State plan would send millions to Thurston, Mason for parks, conservation projects
Thurston and Mason counties parks and conservation projects would receive millions of dollars in state grants under a ranking put out by the Washington State Recreation and Conservation Office today.
In the 2009 legislative session, the Washington Wildlife and Recreation Coalition will work to sustain the $100 million to fund as many of the projects as possible.
Thurston County projects that would receive funding include:
•Woodard Bay NRCA, almost $1.3 million: Additional acreage, including shoreline, will enhance riparian habitat in a rapidly developing residential area.

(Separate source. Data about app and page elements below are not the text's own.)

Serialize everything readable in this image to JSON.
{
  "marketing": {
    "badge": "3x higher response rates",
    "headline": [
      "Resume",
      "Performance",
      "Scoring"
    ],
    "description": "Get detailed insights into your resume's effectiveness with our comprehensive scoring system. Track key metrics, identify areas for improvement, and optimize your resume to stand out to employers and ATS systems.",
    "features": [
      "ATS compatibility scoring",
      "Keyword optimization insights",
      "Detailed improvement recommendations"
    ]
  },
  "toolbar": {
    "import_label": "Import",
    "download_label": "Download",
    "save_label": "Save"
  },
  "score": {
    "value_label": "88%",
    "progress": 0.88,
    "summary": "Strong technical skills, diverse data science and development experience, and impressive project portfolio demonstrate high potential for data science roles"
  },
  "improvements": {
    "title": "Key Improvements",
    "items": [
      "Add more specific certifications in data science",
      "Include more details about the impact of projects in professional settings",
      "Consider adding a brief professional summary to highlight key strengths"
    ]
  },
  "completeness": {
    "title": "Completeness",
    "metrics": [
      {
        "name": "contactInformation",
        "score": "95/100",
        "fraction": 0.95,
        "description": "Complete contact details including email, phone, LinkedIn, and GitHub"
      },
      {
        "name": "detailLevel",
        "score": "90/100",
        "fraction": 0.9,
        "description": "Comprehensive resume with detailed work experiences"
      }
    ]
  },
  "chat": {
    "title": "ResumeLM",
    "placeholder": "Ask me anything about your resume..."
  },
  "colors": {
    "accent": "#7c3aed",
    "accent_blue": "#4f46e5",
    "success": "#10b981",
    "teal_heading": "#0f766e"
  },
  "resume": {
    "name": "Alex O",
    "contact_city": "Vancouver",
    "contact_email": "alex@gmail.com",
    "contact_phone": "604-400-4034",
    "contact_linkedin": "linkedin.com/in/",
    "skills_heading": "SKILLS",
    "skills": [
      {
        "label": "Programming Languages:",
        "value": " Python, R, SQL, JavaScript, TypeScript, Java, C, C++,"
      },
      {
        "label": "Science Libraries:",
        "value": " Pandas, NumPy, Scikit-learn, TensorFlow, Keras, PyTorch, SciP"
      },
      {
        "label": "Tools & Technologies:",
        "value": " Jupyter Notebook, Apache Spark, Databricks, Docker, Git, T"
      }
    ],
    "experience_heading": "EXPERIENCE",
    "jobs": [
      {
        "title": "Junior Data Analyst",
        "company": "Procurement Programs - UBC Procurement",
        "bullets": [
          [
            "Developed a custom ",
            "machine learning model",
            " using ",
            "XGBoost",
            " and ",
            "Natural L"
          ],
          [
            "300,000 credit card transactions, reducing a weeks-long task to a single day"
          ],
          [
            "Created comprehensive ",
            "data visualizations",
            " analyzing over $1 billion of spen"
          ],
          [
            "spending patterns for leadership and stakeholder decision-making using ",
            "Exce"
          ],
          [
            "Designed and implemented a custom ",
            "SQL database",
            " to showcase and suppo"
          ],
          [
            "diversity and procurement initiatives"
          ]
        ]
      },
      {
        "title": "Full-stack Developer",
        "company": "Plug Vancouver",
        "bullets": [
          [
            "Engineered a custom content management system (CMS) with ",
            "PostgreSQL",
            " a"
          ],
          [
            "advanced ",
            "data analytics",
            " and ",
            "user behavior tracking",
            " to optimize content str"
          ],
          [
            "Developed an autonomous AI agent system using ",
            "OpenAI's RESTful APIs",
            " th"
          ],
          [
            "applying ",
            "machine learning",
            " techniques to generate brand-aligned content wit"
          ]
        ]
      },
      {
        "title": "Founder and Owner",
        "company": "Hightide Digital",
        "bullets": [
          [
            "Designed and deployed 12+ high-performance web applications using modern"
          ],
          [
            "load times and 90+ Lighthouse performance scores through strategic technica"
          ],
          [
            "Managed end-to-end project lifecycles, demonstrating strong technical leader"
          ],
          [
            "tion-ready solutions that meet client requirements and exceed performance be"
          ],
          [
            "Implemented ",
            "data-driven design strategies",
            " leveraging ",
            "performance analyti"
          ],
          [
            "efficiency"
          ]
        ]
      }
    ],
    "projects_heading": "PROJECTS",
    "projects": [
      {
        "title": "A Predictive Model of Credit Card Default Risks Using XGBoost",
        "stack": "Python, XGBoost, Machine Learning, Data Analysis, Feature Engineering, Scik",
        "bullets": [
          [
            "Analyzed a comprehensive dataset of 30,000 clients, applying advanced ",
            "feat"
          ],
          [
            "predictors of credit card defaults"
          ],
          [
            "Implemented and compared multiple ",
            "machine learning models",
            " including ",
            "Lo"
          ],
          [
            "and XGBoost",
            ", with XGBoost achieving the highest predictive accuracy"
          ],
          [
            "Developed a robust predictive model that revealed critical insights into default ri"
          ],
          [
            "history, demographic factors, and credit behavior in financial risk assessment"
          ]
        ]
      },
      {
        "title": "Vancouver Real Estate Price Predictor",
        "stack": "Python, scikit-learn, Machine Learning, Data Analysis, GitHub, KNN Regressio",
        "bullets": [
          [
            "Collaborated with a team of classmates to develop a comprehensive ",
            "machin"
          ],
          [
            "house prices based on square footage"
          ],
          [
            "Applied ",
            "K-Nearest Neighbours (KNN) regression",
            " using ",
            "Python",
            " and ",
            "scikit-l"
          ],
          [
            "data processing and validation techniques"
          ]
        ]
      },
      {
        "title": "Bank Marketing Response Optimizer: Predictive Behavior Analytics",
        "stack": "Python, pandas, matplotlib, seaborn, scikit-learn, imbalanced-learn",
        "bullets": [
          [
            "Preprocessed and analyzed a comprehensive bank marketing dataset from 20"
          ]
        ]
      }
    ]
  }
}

•Black River Ranch, almost $1.2 million: Protects a 725-acre dairy farm containing wetlands, floodplain, riparian and upland habitat.
•Black River Conservation Initiative, $920,180: Protects 330 acres of riparian and 70 acres of associated upland habitat.
•Ward Lake Acquisition, $750,000, Olympia: 9 acres for public swimming beach.
•South Sound Prairie and Grassland Bald Hill Restoration, $270,380: Restores south Puget Sound grasslands threatened by invasive plant species.
•Tenino City Park Expansion, $57,500: 6.27 acres of land provides a trail corridor, wildlife habitat, birdwatching and environmental education.
Mason County projects include:
•Harstine Island, more than $2.55 million: 112 acres for riparian protection and recreation facilities, connecting Harstine Island State Park to other public tidelands creating two miles of publicly accessible shoreline.
•Ink Blot and Shumocher Creek Natural Area Preserves, almost $1.75 million: Protects wetlands and adjacent uplands within two state Natural Area Preserves.
Biennially, state and local agencies submit project applications in the spring. They are evaluated and rankings released each fall. The ranking process is highly competitive so that the most substantive projects with the most beneficial impacts on communities and wildlife receive state funding. A record-breaking total of $272 million in project requests for a total of 370 project applications came in this year.
Joanna Grist, the coalition’s executive director, said state legislators need to understand that funding is in the public interest.
"They'll hear from their constituents about the importance of creating places for families to play outside as well as the need to protect wildlife habitat and working farms from encroaching development," she said.